Talk about a eureka moment: Andrea Facciabene, PhD, a research assistant professor of Obstetrics and Gynecology, was taking a walk one day on the Penn campus when it hit him: What do we really need to make immunotherapy a reality for everybody? The answer, he thought, was in the mitochondria, the proverbial powerhouses of the cell.
Promising immunotherapy approaches, including cancer vaccines, are only as effective as the tumor-associated antigen (TAA) these vaccines target. (An antigen is any compound or organism that incites the immune system to produce antibodies against it.) But for an effective vaccine, he knew he needed a real TAA as opposed to a synthetic one.
Where would we have more of a chance to find one?

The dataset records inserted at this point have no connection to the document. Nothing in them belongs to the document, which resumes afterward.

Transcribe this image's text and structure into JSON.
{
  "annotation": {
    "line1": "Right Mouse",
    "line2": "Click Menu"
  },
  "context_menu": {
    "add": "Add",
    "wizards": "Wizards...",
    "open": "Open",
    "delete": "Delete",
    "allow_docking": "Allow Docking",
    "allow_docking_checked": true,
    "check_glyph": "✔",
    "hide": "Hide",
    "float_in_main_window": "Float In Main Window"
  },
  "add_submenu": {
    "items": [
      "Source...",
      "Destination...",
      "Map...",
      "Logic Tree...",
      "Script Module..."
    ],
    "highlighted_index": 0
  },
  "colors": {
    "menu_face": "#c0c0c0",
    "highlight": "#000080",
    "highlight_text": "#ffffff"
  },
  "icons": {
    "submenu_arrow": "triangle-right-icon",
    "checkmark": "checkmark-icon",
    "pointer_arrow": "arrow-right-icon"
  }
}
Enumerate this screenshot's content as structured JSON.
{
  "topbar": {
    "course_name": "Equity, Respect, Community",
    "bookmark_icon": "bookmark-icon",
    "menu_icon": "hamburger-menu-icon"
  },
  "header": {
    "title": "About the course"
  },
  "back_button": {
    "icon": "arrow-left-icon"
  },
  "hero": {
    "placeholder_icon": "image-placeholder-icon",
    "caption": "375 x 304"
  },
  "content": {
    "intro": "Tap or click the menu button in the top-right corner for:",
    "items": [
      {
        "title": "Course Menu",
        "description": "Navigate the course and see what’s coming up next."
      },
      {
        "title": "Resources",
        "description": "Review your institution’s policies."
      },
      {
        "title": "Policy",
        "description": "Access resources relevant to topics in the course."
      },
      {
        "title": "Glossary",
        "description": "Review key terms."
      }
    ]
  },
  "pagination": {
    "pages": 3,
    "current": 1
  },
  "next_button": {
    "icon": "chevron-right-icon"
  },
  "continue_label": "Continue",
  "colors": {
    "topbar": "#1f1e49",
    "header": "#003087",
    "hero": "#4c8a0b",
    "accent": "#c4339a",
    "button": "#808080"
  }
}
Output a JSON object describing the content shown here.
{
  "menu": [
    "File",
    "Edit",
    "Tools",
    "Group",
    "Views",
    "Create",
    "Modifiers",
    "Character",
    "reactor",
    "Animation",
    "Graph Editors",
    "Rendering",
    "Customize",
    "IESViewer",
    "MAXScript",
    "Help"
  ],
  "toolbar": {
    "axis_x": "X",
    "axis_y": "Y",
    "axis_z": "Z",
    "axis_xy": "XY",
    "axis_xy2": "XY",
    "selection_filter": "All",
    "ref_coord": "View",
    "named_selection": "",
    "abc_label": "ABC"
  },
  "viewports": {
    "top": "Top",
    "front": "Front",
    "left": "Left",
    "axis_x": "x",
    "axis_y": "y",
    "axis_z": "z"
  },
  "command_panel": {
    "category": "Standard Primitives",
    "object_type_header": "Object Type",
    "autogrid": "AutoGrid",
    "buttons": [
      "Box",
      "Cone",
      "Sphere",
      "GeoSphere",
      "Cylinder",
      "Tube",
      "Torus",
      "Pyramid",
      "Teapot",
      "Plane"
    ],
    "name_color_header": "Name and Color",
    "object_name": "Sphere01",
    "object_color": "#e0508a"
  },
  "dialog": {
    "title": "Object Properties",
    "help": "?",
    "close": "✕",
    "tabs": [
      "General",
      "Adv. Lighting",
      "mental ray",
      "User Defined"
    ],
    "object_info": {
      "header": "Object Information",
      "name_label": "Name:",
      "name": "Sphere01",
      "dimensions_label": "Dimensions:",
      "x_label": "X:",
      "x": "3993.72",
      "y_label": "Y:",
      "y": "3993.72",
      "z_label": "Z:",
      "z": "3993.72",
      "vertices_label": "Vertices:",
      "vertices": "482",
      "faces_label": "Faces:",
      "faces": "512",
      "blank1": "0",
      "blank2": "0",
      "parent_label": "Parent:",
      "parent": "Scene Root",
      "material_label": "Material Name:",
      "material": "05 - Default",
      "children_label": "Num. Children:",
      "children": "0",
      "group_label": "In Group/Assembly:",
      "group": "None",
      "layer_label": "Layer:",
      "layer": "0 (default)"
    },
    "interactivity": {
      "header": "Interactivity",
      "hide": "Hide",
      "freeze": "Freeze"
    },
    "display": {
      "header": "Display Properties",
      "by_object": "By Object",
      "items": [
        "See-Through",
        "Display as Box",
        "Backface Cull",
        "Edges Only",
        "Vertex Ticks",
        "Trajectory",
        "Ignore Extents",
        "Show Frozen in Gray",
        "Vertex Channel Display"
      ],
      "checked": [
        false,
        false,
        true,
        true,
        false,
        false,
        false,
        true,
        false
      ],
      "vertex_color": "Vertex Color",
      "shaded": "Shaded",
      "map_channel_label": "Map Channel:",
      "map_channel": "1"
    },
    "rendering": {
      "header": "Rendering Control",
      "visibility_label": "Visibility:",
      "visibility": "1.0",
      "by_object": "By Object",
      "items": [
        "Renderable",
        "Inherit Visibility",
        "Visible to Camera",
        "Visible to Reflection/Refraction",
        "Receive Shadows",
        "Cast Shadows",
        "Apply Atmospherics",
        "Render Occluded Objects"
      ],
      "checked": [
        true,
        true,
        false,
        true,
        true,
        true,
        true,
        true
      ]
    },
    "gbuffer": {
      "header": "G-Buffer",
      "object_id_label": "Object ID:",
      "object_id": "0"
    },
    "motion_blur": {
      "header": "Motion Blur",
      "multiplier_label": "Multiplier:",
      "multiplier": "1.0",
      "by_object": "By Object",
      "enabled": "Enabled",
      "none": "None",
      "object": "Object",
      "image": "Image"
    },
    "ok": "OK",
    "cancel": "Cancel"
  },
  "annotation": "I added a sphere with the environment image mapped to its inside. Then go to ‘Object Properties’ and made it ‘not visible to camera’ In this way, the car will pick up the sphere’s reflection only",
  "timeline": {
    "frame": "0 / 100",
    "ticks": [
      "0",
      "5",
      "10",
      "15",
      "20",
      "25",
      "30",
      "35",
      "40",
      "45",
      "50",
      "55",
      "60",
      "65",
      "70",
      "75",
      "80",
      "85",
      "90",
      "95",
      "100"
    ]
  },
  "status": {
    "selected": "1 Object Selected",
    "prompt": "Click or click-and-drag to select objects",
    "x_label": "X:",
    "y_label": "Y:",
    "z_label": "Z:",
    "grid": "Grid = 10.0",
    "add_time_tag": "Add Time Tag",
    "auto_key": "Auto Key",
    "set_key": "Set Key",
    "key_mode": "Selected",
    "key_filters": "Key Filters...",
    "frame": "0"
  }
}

Since mitochondria are ancient simple-cell symbionts living within all higher-order cells, they are the only place inside cells to find extra-nuclear DNA, with a chance to accumulate mutations. The prevailing theory to explain the existence of these cellular subunits is that they arose through a symbiotic relationship between bacteria and other advanced cell-like organisms more than 1.5 billion years ago when life on Earth was starting to take shape.
Mutations in mitochondrial DNA have been found in colorectal, ovarian, breast, urinary bladder, kidney, lung, and pancreatic tumors. Evolution-wise, the 13 proteins that mitochondria make are different from the rest of the proteins of advanced cells. Mutated mitochondria proteins, reasoned Facciabene, would not be “seen” as self-proteins by the body, and therefore an optimal tumor-associated antigen, potentially capable of eliciting an effective anti-tumor immune response.
They were right. Using a renal cell carcinoma cell line, the team showed that these cells harbor tumor-associated mitochondrial antigens (TAMAs for short) that can drive an antitumor immune response. With that, the team produced a mitochondria tumor vaccine that protected animals against kidney cancer development.
“We generated a cellular tumor vaccine by pulsing dendritic cells with mitochondrial proteins from renal carcinoma cells,” Facciabene explained of their recent findings in the Journal of Immunology. “The dendritic cells elicit a strong immune response, and our dendritic cell–based renal carcinoma mitochondrial vaccine elicited a cytotoxic T-cell response in mice. It also conferred a durable protection in both prophylactic- and therapeutic-challenged animals with the renal carcinoma cells.”
Potential TAA selection for active or passive immunotherapy strategies such as vaccines must meet a number of criteria. They must be immunogenic, abundantly expressed by tumor cells, not be expressed in normal tissue (so as to limit off-target effects), and, preferably, functionally important for the tumor, so that expression is unlikely to be lost.
Cancer patients bearing mutations in mitochondrial DNA or TAMAs meet all of the criteria of an ideal TAA.
By sequencing the mitochondrial DNA from renal carcinoma cells, the team identified two mutated proteins: COX1 and ND5. Peptide vaccines generated from mitochondrial-encoded COX1, but not from ND5, impaired tumor growth similar to the renal carcinoma mitochondrial vaccine.
From this series of experiments, the team deduced that TAMAs can elicit effective antitumor immune responses. “We feel that this approach has the potential to be a new immunotherapeutic strategy to treat cancer,” Facciabene explained.
After a billion years of living cooperatively in our cells, Facciabene is now poised to use mitochondria to attack human cells gone wrong.
Image courtesy of the National Institute of Child Health and Human Development